→ BRIEF
One line at a time, check the entries below for the word "this", and copy each line that has it.

→ SOURCE DATA
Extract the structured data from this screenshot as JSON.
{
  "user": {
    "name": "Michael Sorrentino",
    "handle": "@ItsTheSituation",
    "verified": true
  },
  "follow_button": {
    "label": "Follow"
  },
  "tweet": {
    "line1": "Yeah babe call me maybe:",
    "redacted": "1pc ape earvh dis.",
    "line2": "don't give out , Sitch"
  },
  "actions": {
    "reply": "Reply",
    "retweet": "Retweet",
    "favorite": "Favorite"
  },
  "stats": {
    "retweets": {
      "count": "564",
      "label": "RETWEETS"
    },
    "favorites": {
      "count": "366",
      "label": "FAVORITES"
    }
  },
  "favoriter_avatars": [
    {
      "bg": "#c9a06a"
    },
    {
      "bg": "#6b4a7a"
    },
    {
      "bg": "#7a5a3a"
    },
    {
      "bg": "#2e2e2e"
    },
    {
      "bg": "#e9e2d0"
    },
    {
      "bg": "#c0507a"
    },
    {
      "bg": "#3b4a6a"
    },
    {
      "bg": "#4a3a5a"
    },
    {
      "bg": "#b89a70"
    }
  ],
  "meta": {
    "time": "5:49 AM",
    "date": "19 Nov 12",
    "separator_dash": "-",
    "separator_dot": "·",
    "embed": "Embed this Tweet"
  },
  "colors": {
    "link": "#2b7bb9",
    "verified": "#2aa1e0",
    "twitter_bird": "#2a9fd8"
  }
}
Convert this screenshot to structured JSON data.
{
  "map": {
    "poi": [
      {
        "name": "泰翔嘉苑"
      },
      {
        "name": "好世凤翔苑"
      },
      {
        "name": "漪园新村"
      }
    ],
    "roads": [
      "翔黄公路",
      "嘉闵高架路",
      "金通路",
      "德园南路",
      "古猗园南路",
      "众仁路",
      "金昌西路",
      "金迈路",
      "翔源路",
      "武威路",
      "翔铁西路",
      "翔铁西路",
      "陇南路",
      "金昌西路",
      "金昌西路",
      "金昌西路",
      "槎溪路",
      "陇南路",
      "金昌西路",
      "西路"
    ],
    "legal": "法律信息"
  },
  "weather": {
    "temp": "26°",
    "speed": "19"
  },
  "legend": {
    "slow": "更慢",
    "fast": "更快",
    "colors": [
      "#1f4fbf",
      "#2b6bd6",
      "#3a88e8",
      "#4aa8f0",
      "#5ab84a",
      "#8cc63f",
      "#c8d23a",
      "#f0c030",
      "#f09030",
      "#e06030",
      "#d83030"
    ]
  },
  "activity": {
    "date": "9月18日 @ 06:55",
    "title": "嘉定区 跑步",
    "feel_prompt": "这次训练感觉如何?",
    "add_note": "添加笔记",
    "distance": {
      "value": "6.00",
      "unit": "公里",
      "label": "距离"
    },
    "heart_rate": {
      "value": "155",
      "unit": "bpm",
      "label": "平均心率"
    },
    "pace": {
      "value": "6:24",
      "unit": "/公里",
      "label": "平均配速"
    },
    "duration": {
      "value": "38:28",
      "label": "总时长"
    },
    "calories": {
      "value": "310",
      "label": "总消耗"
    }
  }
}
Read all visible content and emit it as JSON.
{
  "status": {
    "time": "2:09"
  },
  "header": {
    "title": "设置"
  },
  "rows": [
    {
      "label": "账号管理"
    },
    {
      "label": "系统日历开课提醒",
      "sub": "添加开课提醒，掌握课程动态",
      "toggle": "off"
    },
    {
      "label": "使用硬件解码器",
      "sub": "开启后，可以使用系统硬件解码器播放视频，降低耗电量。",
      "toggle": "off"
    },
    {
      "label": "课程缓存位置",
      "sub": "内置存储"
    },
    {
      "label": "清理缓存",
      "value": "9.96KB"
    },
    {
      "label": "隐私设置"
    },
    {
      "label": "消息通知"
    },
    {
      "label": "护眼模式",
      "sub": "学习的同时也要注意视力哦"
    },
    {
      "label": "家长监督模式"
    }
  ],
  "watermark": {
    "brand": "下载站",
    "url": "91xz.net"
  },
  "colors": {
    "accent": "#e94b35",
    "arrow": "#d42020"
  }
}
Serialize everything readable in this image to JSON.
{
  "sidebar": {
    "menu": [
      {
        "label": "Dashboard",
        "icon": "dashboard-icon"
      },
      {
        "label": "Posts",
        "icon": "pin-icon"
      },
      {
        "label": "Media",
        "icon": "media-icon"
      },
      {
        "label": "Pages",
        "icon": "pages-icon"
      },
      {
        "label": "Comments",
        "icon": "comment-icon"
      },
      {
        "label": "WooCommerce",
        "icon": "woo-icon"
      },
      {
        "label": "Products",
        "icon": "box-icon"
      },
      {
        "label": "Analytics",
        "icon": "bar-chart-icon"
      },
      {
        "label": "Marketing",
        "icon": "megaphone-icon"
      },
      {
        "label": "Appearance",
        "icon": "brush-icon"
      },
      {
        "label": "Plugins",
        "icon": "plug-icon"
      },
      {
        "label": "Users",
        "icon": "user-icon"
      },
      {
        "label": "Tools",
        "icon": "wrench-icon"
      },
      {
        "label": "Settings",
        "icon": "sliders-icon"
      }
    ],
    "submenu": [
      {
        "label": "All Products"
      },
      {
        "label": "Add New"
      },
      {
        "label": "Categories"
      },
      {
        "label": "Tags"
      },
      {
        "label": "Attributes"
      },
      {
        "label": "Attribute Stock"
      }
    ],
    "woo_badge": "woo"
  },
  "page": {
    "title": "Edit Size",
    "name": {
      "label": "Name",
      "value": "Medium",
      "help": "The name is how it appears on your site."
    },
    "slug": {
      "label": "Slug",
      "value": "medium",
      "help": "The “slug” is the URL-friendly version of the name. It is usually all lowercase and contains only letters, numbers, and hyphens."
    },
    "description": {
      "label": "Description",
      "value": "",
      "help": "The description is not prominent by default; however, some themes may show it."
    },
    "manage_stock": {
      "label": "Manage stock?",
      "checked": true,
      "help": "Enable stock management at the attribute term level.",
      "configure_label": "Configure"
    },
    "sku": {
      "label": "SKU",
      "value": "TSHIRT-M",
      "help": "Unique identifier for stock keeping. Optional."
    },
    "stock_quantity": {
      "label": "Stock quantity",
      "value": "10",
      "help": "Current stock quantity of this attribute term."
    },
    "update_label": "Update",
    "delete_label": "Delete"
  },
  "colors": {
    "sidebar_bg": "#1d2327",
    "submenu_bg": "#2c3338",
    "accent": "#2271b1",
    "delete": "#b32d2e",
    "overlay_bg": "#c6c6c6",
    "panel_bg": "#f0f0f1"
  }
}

→ RESPONSE TO THE TASK
Extract the structured data from this screenshot as JSON.
    "embed": "Embed this Tweet"
Convert this screenshot to structured JSON data.
Serialize everything readable in this image to JSON.
      "help": "Current stock quantity of this attribute term."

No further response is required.